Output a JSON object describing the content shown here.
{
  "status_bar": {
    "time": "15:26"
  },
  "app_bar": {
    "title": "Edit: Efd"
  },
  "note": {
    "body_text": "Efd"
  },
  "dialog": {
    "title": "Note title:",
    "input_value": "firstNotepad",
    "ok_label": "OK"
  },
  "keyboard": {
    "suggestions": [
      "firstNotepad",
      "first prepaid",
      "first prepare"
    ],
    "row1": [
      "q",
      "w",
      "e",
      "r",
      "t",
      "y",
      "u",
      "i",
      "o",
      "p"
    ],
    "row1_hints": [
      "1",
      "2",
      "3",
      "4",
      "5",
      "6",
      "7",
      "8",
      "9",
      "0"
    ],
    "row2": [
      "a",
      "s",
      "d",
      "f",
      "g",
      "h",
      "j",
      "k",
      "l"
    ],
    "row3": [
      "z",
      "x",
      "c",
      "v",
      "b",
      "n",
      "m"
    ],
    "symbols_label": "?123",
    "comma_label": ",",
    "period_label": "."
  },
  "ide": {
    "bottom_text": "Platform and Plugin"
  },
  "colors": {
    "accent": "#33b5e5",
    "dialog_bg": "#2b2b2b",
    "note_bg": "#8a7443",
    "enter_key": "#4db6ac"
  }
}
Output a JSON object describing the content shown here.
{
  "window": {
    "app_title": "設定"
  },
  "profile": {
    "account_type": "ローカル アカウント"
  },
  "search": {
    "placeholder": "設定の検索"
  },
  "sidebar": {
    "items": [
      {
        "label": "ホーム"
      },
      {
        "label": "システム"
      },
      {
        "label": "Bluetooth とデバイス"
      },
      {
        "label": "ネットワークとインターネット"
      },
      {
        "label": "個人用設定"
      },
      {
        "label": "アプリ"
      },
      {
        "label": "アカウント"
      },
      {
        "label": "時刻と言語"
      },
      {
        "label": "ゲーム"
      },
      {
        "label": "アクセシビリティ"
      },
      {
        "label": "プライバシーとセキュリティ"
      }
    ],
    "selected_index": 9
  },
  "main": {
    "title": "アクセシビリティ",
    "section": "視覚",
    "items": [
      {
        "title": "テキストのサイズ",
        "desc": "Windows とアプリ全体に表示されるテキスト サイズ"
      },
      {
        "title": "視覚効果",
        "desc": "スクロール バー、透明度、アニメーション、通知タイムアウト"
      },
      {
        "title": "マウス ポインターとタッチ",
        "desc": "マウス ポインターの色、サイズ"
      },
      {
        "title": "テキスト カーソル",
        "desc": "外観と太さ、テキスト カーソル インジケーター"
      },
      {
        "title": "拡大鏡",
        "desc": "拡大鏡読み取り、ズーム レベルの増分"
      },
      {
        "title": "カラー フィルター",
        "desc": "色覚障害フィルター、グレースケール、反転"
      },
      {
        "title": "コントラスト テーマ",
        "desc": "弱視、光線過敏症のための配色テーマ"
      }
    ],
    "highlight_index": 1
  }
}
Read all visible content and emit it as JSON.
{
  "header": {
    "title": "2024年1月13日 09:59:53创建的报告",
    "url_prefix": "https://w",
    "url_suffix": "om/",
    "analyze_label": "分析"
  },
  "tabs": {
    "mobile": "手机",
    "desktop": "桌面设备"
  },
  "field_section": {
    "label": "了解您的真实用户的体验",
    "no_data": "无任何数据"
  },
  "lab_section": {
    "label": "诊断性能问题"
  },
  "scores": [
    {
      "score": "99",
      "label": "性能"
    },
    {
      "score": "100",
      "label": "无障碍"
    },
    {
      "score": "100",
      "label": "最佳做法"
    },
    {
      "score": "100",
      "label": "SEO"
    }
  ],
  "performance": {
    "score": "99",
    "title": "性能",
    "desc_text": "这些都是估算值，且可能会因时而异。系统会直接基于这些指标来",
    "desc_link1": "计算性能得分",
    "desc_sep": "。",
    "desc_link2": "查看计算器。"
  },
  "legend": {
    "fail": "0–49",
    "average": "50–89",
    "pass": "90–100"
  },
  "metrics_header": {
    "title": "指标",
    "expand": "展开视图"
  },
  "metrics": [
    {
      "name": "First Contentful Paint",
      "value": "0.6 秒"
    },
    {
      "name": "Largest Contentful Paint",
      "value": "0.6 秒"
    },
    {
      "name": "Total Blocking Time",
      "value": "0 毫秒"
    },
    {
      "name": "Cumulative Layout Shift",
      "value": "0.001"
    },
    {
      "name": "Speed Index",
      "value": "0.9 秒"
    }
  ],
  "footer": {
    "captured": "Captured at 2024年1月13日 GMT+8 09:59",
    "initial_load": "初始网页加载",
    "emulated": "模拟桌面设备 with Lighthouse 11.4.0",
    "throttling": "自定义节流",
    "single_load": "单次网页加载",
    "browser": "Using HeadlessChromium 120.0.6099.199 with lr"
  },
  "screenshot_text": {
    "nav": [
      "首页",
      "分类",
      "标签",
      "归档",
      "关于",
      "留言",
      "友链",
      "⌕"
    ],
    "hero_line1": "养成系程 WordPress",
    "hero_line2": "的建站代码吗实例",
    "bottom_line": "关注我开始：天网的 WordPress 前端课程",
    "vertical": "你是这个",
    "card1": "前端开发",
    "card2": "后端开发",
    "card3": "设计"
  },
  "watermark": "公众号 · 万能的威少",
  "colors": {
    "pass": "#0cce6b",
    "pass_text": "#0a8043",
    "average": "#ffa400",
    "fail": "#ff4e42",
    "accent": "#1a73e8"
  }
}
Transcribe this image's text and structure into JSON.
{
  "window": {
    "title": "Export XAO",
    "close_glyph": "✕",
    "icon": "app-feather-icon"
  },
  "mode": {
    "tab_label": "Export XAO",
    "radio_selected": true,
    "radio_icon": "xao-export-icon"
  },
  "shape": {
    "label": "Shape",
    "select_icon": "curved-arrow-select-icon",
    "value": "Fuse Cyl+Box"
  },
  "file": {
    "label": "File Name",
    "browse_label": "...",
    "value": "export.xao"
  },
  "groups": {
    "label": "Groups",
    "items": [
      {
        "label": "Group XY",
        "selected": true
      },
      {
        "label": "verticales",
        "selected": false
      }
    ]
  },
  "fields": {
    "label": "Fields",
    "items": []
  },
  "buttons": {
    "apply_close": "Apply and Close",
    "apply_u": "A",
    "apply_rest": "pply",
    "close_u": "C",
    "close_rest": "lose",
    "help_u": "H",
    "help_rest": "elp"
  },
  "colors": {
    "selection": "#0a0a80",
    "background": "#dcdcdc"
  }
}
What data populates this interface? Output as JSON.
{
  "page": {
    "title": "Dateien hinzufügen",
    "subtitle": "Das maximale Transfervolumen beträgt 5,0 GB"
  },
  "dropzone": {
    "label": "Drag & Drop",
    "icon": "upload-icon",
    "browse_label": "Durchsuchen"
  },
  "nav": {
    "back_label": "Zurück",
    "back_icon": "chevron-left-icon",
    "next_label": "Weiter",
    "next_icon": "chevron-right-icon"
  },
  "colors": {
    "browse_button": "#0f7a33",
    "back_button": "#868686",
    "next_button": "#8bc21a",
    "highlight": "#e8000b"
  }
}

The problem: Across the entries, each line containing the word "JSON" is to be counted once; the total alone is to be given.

Your response: 5